Solitude by the Sea

by William Anderes

Poem


This Road I Am On

by David Marchant

Poem


The Nurses and Staff of My VA Hospital

by Jeffrey Saarela

Poem


Voices in the Sky

by Paul Nyerick

Array


Medication Blues

by Lynn Norton

Poem


The Promise

by Nila Bartley

Poem


A 1984 Exception

By Katherine Iwatiw, Army

Writing Type: Prose

By Katherine Iwatiw


I
was a fresh-faced American soldier with a pocketful of Deutsche Marks out for a night in Nuremburg, Germany. When the city center’s bar and dance hall announced ‘last call,’ the trains and buses had shut down. I hadn’t kept enough marks for a taxi back to my post, but I had danced with a cute American soldier who mentioned a hotel down the street for U.S. military personnel.


Outside the closed bar and dance hall, I spotted my friend.


“Hello, soldier,” I said. “Walk with me to the government hotel.”


He held my hand as we drifted down the empty cobblestoned street. He joked; I laughed, and there we stood in front of the hotel. Flood lamps illuminated the U.S. and West German flags mounted above the hotel’s first floor. The facade looked pre-World War II and war-spared with no visible bullet holes.


My friend held open the large wooden door inlaid with antique glass while I sashayed through, allowing myself a Mae West moment.


He asked for a room from the clerk, a middle-aged German man who spoke impeccable English. After my friend handed over his ID card, I asked for a room. The clerk pointed to a sign in German and English: “Keine Frauen erlaubt. No women allowed.”


Holding up my green American military ID card, I said, “I am not a woman. I am an American soldier.”


The man turned the signboard around, “Keine Ausnahmen. No Exceptions.”


Looking around the lobby, I spotted a couch in a far corner.


“I’m going to lie down on the couch over there.
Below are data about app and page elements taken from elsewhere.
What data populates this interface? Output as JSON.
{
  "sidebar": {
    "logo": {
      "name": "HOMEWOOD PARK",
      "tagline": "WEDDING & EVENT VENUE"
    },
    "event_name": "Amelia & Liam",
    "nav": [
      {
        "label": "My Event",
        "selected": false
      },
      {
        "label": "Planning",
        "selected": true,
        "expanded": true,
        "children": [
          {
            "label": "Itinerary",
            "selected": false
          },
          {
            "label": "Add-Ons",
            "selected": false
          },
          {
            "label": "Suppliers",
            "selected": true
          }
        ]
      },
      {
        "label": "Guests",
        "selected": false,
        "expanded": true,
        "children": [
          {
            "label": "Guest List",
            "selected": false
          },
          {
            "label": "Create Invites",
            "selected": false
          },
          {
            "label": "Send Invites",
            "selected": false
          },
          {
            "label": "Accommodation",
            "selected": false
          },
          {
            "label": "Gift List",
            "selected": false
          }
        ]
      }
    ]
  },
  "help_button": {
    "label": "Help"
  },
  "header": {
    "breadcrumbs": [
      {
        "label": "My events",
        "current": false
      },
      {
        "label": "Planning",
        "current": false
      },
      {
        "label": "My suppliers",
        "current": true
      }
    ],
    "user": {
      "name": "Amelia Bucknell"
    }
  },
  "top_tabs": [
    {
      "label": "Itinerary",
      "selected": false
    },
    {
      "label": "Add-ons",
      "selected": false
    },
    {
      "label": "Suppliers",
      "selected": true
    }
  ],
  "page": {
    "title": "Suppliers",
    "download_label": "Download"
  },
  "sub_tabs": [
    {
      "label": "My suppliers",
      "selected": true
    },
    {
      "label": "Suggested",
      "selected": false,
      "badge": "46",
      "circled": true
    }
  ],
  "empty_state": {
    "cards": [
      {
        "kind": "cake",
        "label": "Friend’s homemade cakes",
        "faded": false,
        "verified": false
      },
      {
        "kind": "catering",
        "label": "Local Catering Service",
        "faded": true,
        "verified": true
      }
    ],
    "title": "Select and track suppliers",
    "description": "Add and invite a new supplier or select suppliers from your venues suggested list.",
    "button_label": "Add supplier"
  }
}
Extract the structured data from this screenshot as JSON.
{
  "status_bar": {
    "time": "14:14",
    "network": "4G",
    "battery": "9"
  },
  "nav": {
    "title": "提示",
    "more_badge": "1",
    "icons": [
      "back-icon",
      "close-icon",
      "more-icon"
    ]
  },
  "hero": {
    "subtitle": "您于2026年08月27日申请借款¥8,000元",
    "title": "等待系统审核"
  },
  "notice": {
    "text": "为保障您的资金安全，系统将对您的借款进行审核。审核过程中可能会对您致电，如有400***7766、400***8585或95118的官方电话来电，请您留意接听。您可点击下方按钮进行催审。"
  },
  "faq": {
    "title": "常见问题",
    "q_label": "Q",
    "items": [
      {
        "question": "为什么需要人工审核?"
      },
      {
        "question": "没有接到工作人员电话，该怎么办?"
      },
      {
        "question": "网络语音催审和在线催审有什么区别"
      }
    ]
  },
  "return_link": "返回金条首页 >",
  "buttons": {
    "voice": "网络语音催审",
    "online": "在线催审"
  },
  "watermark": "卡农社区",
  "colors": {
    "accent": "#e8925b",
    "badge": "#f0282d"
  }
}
I don’t give a f..k what you boys decide to do.”


It was a two-cushion couch about five feet long, enough for all of me. I wrapped my black Army trench coat around me and allowed my body to sink into a respectful coexistence with every lump, bump and bug living in the couch. I closed my eyes and focused on a mechanical hum coming from a distant room. I listened until I heard nothing more.  


“Wake up. The clerk wants to see your ID.”


I pushed myself to a seated position and coordinated my eye-blinking and breathing patterns until I was awake.  


“Hurry or he’ll change his mind.”


I stood up and adjusted my clothes. I pulled my card from my pants pocket and hastened to the counter.


“Thank you, Fräulein,” he said as I handed my card to him, “Please sign here.”


With squinting eyes, he inspected both sides of my card and then made copies front and back using a noisy 1970s copier.


My friend and I rented one room with two twin beds. I intercepted the key as it was being handed over.


"I'll take this," I announced.


Walking away, I allowed myself a smile. No exceptions some other night. 

 

 

 

 

The Gates of Nothingness

by Ben Hawkins

Poem


Metamorphosis of the Mind

by Shon Pernice

Prose


Solitude by the Sea

by William Anderes

Poem


The Turret Guard

by Jack Tompkins

Sketch


A 1984 Exception

by Katherine Iwatiw

Prose


Jamie and Roxy

by Richard Wangard

Prose